Teams can choose which date and location works best for the team. Choice of QT is based on availability, so if your team is planning to participate, make sure to register early! Registration generally opens at the end of November or beginning of December.
The qualifying tournaments will be located in different locations on different days to give teams options. Each qualifying tournament will have limited space so sign ups will be first come first serve once sign ups are opened.
A team must attend one qualifying tournament to advance to the state tournament.
Spontaneous problems are problems that a team must solve within a few minutes. At each tournament, teams go alone into a “spont room” where judges challenge them with a spontaneous problem. The team will not know the problem ahead of time.
All team members participate in solving this problem within a time limit. The creativity of their solution and how well the team members work together are key elements in their spont score.

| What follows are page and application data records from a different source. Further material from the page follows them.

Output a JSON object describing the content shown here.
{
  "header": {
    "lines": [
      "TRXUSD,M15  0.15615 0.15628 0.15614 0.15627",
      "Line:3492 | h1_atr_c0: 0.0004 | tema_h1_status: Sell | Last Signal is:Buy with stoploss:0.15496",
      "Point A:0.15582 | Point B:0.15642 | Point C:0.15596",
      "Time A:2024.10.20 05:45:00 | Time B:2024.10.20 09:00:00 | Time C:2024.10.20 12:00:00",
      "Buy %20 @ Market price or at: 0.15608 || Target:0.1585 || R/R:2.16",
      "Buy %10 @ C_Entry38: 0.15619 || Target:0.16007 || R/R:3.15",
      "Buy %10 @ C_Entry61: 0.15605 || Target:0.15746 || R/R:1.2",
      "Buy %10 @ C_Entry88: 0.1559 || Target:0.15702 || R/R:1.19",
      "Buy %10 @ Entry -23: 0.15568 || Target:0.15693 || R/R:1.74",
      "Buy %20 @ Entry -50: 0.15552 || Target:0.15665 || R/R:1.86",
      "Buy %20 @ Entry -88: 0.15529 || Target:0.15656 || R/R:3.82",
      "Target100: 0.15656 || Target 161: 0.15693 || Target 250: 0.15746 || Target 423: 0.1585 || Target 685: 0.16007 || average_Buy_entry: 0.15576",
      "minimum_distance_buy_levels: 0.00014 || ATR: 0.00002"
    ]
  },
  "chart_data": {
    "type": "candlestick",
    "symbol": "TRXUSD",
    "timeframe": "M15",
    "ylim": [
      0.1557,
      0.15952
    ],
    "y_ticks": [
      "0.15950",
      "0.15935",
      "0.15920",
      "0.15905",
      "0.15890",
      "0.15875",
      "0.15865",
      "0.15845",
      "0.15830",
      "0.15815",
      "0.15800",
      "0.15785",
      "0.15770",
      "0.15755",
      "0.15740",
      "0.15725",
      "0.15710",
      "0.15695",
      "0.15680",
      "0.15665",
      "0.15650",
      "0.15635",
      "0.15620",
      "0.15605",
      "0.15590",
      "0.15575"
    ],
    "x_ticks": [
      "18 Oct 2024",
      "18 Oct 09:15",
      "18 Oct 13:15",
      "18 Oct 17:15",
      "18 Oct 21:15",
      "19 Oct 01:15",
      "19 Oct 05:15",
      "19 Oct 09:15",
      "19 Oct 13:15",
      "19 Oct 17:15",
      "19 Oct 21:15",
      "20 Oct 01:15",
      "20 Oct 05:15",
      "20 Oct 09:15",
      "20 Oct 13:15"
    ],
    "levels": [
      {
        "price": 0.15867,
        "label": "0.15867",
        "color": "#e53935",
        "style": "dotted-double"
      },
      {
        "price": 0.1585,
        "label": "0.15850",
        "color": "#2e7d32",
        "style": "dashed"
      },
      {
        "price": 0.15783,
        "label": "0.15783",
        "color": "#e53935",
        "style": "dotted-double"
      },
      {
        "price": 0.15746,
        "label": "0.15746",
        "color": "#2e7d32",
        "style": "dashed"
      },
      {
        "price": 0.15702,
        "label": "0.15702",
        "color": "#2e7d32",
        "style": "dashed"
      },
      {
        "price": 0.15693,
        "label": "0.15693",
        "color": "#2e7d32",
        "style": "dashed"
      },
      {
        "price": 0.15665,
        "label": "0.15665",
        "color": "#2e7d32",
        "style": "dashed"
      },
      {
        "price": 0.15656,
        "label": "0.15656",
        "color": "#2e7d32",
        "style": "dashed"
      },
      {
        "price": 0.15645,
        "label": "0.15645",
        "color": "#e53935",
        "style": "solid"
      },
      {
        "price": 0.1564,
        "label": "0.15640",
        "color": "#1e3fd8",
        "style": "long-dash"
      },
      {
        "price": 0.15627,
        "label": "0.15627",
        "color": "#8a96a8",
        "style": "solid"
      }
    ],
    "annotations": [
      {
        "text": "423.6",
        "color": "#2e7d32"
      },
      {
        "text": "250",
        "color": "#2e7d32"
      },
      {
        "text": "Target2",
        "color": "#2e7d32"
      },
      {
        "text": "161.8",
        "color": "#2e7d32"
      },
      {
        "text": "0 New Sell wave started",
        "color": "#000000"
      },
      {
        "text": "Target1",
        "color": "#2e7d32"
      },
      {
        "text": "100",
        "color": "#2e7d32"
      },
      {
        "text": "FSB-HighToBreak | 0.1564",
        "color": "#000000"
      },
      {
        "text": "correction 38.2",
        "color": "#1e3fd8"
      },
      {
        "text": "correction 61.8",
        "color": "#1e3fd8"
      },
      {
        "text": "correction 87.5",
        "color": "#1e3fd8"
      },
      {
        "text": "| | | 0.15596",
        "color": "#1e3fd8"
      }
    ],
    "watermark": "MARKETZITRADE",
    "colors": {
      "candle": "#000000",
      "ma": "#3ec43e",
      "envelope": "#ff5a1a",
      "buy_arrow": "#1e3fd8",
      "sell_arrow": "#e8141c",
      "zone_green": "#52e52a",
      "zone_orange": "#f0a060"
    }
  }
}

It is important for teams to practice spontaneous problems at each of their meetings because they make up a sizable portion of the team’s final score.
Odyssey has strict rules about team members coming up with solutions on their own. They should not receive “outside assistance” in the form of parents doing tasks for them or telling them what to do, coaches crossing the line from coaching to doing, or other students suggesting ideas.
Only team members may contribute to the problem solution. If a team wants to do something but does not know how, such as sewing a costume, team members may ask for someone to teach them how to sew. It is OA if someone else sews the costume, or suggests to the team that something be sewn, or to give a lesson on sewing while the team is trying to join materials together. Also, if the team has more than seven members contributing to the solution, that additional person’s work counts as Outside Assistance.
All team members — up to seven — have the opportunity to participate in spontaneous. They will work as a team.
We encourage all team members to go into Spontaneous but if a member is unable to enter they do not have to go into the room.
An entire school can participate in Odyssey of the Mind for $290. This membership fee covers 5 to 15 teams, including an unlimited number of Primary (K-2) teams. There is a modest NorCal membership fee of $80 and a registration fee of $85 to participate in Association tournaments.
Beyond these set fees, costs are variable. Each problem has a cost limit, which is generally $150 or less. Teams may not exceed that limit. Costs for things like travel and refreshments should also be considered.